DIRECTIONS FOR THIS TASK - Look through the records that follow. Copy every line containing the word "Enlace".

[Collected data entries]

▶

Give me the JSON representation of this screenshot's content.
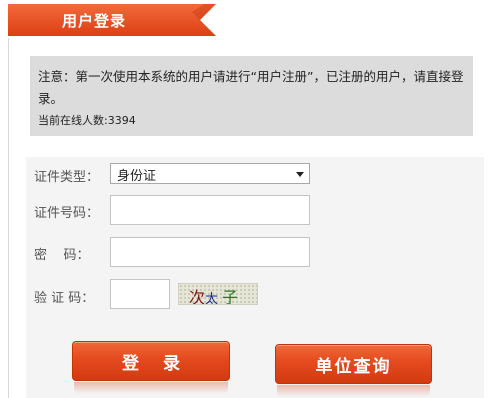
{
  "header": {
    "title": "用户登录"
  },
  "notice": {
    "text": "注意：第一次使用本系统的用户请进行“用户注册”，已注册的用户，请直接登录。",
    "online_label": "当前在线人数:",
    "online_count": "3394"
  },
  "form": {
    "id_type": {
      "label": "证件类型：",
      "value": "身份证"
    },
    "id_number": {
      "label": "证件号码：",
      "value": ""
    },
    "password": {
      "label": "密    码：",
      "value": ""
    },
    "captcha": {
      "label": "验 证 码：",
      "value": "",
      "image_text": [
        "次",
        "太",
        "子"
      ]
    }
  },
  "buttons": {
    "login": "登录",
    "unit_query": "单位查询"
  },
  "colors": {
    "accent": "#e4491d",
    "notice_bg": "#dcdcdc",
    "panel_bg": "#f4f4f4"
  }
}
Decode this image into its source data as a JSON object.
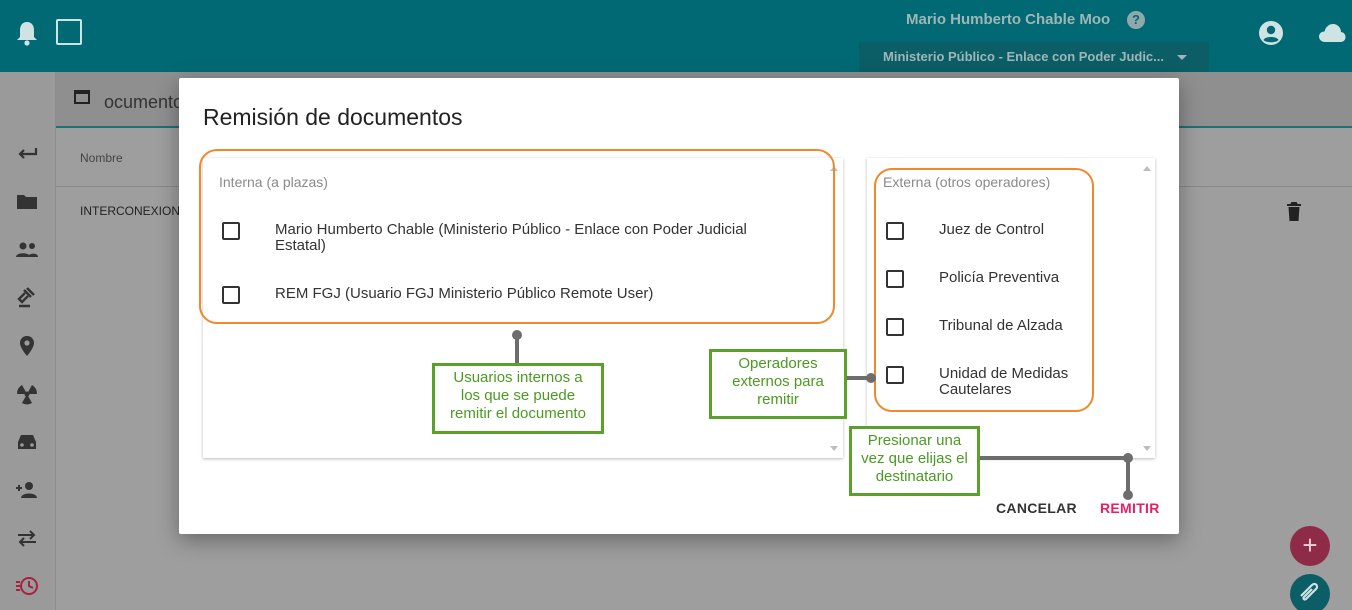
{
  "header": {
    "user_name": "Mario Humberto Chable Moo",
    "help_glyph": "?",
    "role_selected": "Ministerio Público - Enlace con Poder Judic...",
    "colors": {
      "primary": "#006973",
      "accent": "#e91e63"
    }
  },
  "subheader": {
    "title": "ocumentos"
  },
  "table": {
    "column_name": "Nombre",
    "rows": [
      {
        "name": "INTERCONEXION"
      }
    ]
  },
  "sidebar": {
    "icons": [
      "back-arrow-icon",
      "folder-icon",
      "people-icon",
      "gavel-icon",
      "location-icon",
      "hazard-icon",
      "car-icon",
      "person-add-icon",
      "swap-icon",
      "history-icon"
    ]
  },
  "fab": {
    "add_glyph": "+"
  },
  "dialog": {
    "title": "Remisión de documentos",
    "internal": {
      "heading": "Interna (a plazas)",
      "options": [
        {
          "line1": "Mario Humberto Chable (Ministerio Público - Enlace con Poder Judicial",
          "line2": "Estatal)"
        },
        {
          "line1": "REM FGJ (Usuario FGJ Ministerio Público Remote User)",
          "line2": ""
        }
      ]
    },
    "external": {
      "heading": "Externa (otros operadores)",
      "options": [
        {
          "line1": "Juez de Control",
          "line2": ""
        },
        {
          "line1": "Policía Preventiva",
          "line2": ""
        },
        {
          "line1": "Tribunal de Alzada",
          "line2": ""
        },
        {
          "line1": "Unidad de Medidas",
          "line2": "Cautelares"
        }
      ]
    },
    "cancel_label": "CANCELAR",
    "remit_label": "REMITIR"
  },
  "annotations": {
    "internal_note": [
      "Usuarios internos a",
      "los que se puede",
      "remitir el documento"
    ],
    "external_note": [
      "Operadores",
      "externos para",
      "remitir"
    ],
    "remit_note": [
      "Presionar una",
      "vez que elijas el",
      "destinatario"
    ]
  }
}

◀

ANSWER AREA -
    "role_selected": "Ministerio Público - Enlace con Poder Judic...",
          "line1": "Mario Humberto Chable (Ministerio Público - Enlace con Poder Judicial",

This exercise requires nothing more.